There will be times when a third-party or independent candidate enters a race between a pro-life candidate and a pro-abortion candidate from each of the two major American political parties. They claim to be the “real” pro-life candidate. This third-party candidate will often attack the pro-life candidate who has a real chance of winning, try to undermine their credibility with pro-life voters, and siphon away votes the pro-life candidate would have otherwise received. This only serves to help the pro-abortion candidate. There are numerous examples of pro-abortion candidates who won close elections by margins smaller than the number of votes received by a third-party candidate in the race who claimed to be pro-life.
Pro-life voters who support third-party or independent candidates, to the detriment of a pro-life candidate who could have won, may feel like they have not compromised their principles – but if they indirectly aid a candidate who will allow the killing of unborn babies to continue, they have compromised something far more important – innocent lives.
7. Force pro-life candidates to sign public pledges or take positions in a primary that could be politically damaging in a general election
As pro-life advocates, we know the impact that elections can have on whether unborn children and their mothers are protected.
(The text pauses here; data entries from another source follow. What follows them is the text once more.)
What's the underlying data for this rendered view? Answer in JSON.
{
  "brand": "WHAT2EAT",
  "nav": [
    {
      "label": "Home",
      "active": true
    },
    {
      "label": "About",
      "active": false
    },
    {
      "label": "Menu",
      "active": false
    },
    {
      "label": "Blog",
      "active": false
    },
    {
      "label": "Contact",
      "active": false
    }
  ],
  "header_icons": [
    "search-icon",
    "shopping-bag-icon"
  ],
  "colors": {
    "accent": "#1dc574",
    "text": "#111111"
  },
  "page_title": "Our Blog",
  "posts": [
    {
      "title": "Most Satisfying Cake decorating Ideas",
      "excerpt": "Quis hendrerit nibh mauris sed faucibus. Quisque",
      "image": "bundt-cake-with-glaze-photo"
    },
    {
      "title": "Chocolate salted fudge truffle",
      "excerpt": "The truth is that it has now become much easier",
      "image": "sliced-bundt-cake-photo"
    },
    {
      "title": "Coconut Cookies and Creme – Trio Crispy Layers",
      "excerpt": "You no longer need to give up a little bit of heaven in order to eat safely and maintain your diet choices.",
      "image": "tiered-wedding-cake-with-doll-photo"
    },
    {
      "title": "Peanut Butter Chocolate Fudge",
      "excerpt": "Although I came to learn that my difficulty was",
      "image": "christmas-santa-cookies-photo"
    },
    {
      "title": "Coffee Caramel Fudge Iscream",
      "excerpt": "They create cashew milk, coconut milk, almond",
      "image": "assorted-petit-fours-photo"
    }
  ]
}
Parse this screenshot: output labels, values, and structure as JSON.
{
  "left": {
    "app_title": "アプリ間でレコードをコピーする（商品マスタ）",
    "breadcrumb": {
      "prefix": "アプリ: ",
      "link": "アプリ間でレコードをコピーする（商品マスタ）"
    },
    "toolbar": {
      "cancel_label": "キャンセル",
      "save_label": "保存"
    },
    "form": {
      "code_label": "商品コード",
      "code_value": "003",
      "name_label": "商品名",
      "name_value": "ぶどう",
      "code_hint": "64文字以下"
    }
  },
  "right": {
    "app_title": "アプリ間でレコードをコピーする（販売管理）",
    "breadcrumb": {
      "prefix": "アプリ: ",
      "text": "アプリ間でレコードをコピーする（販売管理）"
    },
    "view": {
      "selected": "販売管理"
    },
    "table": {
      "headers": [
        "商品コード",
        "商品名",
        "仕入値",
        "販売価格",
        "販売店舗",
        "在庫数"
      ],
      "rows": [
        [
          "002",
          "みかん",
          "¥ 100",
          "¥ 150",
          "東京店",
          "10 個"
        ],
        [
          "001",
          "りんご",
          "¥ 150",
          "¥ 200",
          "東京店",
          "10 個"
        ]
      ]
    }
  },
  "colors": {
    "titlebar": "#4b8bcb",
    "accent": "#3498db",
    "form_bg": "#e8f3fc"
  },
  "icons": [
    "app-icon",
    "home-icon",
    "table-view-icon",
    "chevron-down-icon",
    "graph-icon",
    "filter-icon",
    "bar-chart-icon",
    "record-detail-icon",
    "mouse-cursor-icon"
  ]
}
With the stakes so high, we want to confirm definitively that candidates who say they are pro-life will deliver on their promises once they are elected. This can make the idea of forcing candidates sign public pledges appealing. But no formal pledge can compel a lawmaker to vote a certain way. What a public pledge can do, however, is provide a candidate’s pro-abortion opponent with a powerful weapon in a general election. Furthermore, we as the pro-life movement, should discourage situations (particularly in primaries) in which pro-life candidates feel the need to one-up each other in brandishing their pro-life credentials in order to win our votes. In an effort to outflank the other pro-life candidates in a primary, some candidates find themselves taking positions that come back to hurt them in the general election. More often than not, these are positions on issues that will not even come up in the term or bills that would have no chance of passing anyway. Meanwhile, their pro-abortion opponent in the general election stands ready to exploit any opportunity to portray the pro-life candidate as “extreme” on the issue. One of the last things we want to do is give pro-abortion candidates easy fodder for attack ads or make it easier for them to win a general election.
8. Decline to vote if there is no “pro-life” candidate in the race
Sometimes, both major political parties nominate candidates who identify themselves as “pro-choice.” Neither one supports the passage of greater protections for unborn children and their mothers. In these cases, some key considerations are which candidate would do the least amount of harm to the pro-life cause, what impact a candidate’s election would have on the balance of power in a particular legislative body, and which candidate could be open to some persuasion and possibly cast a few pro-life votes once in office.
In these less-than-ideal races, it is worth considering the minor differences between the candidates on the issue. For example, sometimes candidates who characterize themselves as “pro-choice” will take a position against new protections for unborn children and their mothers, but they support keeping in place those currently on the books. Another example is the candidate who generally supports abortion but also happens to be a fiscal hawk and is willing to take a position against the use of tax dollars to pay for abortions. Meanwhile, in both of these examples, their opponent wants to strike down all pro-life protections and actively supports the passage of pro-abortion laws. In these cases, even though there is no “pro-life” candidate in the race, in name at least, there are distinctions between the two major candidates that make one preferable to the other. We can never afford to leave important races on our ballot blank or skip elections altogether. Your vote and your voice matter way too much for that!